Popular 'Salmon in the Classroom' program hooks kids on learning about the natural world
May 29, 2014
Every year more than 15,000 Michigan youngsters are involved in hatching Chinook salmon eggs (supplied by Department of Natural Resources' fish hatcheries) and feeding and caring for the fry until they are old enough, in the spring, to be released into local rivers - hopefully to return in four years to spawn.
Salmon in the Classroom is the DNR's most popular education program.
"Our research shows that students engaged in this program show significant gains in a variety of subjects," said Kevin Frailey, the education services manager at the DNR.
"Rather than someone coming into the classroom and talking for an hour, these kids are involved with live creatures from the fall until the spring," Frailey said. "The kids learn about biology, chemistry, ecology and stewardship. Tests show they know a lot more about fish and the Great Lakes after the program than they did before.
"The two biggest motivating factors are a dedicated teacher and a committed community," Frailey continued. "The equipment - a tank and a chiller -- costs about $1,000 to $1,500 and many of the programs are sponsored by local conservation clubs or other community groups."
The program, begun by a DNR fisheries biologist as something of a lark in the mid-1990s, is now in some 230 schools, engaging students from upper elementary through high school. Some schools have hundreds of students involved in the program, others a mere handful.
The students at Whitefish Township Community School in Paradise recently released the 88 salmon they raised (from about 200 eggs) this year into the Tahquamenon River at Tahquamenon Falls State Park in Chippewa County.
"The program teaches the life cycle of salmon, from the egg to the smolt," said science teacher Matt Carter, who had the school's entire student body (34 students, K-12) on hand for the release. "One of the goals is to stress conservation, the importance of keeping our fish population healthy for the environment and recreation.
"The students worked every day to take care of the salmon. They checked the water quality - looked at the amounts of nitrates and chlorine and ammonia in the water - they checked the pH and scrubbed the tank to make sure there wasn't too much algae. As long as this program is available, we'll continue to do this."
The salmon release, from the bus ride to the park to letting the smolts go, took only a couple of hours, but it turned into a daylong field trip when park interpreter Theresa Neal gave the youngsters an extra job - helping stock trout in the Tahquamenon River below the upper falls.

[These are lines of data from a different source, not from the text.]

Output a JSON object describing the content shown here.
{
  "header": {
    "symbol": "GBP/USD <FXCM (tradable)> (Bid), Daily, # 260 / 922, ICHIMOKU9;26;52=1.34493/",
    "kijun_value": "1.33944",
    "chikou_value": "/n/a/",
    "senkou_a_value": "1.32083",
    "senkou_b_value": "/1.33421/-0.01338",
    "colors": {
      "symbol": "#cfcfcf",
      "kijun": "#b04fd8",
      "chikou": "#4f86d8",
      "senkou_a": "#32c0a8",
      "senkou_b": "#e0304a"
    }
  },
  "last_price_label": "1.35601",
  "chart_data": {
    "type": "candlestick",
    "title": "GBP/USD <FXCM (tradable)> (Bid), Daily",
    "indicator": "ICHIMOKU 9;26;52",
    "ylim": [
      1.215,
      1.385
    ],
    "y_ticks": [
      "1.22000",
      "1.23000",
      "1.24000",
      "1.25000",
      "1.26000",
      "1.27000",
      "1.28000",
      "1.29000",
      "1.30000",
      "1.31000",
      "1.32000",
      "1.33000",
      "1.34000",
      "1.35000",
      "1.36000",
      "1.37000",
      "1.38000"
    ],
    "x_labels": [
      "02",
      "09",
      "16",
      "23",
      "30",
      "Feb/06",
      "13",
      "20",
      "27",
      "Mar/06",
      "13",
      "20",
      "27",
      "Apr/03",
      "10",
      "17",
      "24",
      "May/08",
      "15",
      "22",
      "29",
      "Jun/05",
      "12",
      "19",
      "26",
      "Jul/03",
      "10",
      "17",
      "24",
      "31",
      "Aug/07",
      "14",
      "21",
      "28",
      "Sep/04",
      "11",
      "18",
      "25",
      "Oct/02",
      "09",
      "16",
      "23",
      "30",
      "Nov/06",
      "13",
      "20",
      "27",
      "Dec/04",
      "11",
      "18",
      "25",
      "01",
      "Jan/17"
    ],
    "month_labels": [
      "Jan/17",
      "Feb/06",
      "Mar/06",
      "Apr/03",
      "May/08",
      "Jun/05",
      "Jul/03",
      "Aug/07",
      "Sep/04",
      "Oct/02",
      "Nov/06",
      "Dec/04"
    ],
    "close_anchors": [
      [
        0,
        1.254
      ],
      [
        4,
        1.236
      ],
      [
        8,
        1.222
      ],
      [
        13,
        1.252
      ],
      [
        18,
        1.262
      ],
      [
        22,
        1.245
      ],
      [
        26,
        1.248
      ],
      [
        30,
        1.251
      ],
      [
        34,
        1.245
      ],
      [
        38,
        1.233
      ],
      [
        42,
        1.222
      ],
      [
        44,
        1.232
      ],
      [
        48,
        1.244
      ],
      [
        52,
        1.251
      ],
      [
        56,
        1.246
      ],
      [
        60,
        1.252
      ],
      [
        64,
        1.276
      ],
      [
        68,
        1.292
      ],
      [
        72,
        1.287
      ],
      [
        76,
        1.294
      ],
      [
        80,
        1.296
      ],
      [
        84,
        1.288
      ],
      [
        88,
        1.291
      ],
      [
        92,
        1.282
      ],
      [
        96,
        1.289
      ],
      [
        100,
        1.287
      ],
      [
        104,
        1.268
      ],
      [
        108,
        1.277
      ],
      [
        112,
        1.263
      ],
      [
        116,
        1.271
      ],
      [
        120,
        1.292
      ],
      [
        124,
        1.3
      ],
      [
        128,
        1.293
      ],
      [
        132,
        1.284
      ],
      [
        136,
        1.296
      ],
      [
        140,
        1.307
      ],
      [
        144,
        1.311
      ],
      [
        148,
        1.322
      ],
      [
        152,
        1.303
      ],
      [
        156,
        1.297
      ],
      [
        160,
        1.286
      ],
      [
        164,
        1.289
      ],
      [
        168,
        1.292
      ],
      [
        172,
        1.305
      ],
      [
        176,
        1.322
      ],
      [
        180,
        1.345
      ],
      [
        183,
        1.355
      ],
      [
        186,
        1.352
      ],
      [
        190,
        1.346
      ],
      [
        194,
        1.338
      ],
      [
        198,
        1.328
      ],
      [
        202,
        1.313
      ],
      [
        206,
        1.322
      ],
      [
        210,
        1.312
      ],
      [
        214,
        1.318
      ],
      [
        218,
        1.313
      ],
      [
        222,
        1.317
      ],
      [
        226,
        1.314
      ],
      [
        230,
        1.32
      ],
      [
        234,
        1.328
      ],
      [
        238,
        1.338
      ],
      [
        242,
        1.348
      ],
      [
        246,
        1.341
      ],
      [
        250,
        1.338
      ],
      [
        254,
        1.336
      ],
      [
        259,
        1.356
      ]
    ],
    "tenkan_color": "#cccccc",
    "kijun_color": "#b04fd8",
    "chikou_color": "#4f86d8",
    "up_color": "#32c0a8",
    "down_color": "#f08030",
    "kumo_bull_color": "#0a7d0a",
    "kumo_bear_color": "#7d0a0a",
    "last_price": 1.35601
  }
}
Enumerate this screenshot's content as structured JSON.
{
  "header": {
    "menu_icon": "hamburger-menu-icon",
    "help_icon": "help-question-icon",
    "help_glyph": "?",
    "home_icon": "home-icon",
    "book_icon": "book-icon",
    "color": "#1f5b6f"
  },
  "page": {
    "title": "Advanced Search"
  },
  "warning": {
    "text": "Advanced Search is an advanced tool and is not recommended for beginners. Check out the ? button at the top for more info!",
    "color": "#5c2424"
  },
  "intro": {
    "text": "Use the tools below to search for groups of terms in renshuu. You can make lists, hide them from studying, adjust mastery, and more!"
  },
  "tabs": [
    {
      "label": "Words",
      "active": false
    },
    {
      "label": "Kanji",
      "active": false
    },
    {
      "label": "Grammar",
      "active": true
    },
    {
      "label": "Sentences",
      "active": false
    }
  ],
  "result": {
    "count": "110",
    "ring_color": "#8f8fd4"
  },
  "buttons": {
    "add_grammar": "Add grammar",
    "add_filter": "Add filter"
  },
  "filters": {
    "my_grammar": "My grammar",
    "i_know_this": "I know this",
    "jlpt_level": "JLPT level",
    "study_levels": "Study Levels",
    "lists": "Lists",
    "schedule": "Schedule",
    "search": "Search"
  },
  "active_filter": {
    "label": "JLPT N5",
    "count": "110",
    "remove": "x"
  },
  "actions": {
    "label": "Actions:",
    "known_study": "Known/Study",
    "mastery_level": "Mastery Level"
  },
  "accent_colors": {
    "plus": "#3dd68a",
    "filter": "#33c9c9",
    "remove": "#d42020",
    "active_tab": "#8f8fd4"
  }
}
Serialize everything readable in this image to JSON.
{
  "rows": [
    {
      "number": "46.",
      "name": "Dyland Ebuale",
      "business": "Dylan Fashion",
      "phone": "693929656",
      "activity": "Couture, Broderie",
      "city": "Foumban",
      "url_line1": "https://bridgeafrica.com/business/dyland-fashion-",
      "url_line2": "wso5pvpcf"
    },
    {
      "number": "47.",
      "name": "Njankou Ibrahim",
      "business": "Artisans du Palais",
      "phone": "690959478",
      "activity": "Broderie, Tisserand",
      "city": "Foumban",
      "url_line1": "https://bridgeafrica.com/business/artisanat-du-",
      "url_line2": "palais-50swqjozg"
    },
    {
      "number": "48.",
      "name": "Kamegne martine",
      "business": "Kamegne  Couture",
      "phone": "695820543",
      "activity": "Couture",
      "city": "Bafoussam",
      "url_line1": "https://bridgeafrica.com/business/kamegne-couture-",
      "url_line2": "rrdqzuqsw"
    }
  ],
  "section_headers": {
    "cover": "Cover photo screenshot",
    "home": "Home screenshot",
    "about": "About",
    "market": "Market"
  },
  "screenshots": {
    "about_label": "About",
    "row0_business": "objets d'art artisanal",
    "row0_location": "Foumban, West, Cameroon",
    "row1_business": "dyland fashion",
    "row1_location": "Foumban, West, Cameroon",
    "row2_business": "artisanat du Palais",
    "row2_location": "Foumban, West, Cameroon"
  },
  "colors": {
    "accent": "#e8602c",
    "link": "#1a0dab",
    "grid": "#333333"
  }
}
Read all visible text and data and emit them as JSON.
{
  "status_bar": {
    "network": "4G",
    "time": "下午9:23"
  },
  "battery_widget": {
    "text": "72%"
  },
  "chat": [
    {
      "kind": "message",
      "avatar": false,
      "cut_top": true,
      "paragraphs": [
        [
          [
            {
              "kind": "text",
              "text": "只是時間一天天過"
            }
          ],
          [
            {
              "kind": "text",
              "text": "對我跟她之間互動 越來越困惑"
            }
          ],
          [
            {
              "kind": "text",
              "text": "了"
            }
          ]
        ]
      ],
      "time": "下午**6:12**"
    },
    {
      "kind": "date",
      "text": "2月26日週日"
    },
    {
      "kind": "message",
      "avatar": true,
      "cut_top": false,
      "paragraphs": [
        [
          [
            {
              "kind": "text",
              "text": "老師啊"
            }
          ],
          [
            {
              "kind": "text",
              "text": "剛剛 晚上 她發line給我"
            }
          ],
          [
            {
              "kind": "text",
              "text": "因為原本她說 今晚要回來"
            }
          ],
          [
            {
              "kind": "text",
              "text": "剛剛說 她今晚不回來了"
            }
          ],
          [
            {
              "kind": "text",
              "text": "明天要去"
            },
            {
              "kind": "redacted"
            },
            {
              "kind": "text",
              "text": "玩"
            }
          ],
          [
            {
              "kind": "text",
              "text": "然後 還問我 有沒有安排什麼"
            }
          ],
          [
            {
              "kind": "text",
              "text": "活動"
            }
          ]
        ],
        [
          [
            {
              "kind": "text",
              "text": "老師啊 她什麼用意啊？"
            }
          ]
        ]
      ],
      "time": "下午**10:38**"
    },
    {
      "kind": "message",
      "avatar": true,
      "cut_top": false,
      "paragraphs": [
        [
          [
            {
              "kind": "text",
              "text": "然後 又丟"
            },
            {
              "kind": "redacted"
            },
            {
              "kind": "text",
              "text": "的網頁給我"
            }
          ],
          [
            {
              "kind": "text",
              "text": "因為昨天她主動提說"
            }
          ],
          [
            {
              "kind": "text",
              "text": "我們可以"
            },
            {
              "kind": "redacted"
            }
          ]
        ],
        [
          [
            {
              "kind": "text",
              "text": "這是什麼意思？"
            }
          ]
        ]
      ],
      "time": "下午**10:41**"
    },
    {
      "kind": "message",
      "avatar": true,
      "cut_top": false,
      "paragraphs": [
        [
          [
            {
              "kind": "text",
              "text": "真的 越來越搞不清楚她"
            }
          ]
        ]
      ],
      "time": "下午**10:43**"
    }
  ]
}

The river is accessible by a 116-step staircase from the walking path to the water. And there's only one way to get the 4,000 brown trout from the fish truck to the river - by buckets. So the youngsters formed a bucket brigade, passing the trout - 10 to 20 at a time, in 5-gallon buckets - down the steps to the river.
The DNR has stocked trout in the river here since the 1950s, said Cory Kovacs, the DNR fisheries biologist at Newberry.
"It offers fly fishermen something unique in the Upper Peninsula," Kovacs said. "It's remote - there's not a lot of access - and it's pretty comparable to the fishing out West in terms of the aesthetics."
The fishery is becoming increasingly popular with kayakers and canoeists, Kovacs said, and a postcard survey of anglers showed a high rate of satisfaction with the angling experience.
"We don't get a lot of reports, but the reports we get are positive," he said.
The idea of enlisting the youngsters' help came to Neal in a flash when she saw how difficult it was for the DNR crew - including Fisheries Division personnel and park staffers - to get the job done.
"We're always trying to do new things with the school and we thought this would be a good excuse for a field trip," said Neal, who started the student bucket brigade in 2008. "They learn a little bit about the DNR, our hatcheries and the fish.
It's a good community event, too," she continued. "We always like to get the community involved whenever we can. It has been a big hit; we get a dozen or so people from the community who don't necessarily have kids in school. A lot of retired folks come to Paradise to live, so it's a good way to introduce them to the park and what we do."
Leo Culbert, a retiree form Hillsdale County, said he heard about the fish planting at the senior center, came to see it, and wound up in the bucket brigade.
"I think it's neat," he said. "I'll fish for them. I think it's real nice for the school to come out and help."
Between the salmon release and the bucket brigade, John Prescott, the principal/superintendent of Whitefish Township Community School, grilled hot dogs and brats for the students and staff.
"This is a fun, highly educational experience," he said. "They get to see the ecosystem. But it's a riot to get them out here to release the trout and then, later on, one of them might catch one."
Zachary Ferguson, a ninth-grader who took on a leadership role in the bucket brigade, said he thoroughly enjoys the experience.
"I like it," he said. "I know a lot of people catch brown trout out of this river. I'm planning on coming back and fishing for them this summer."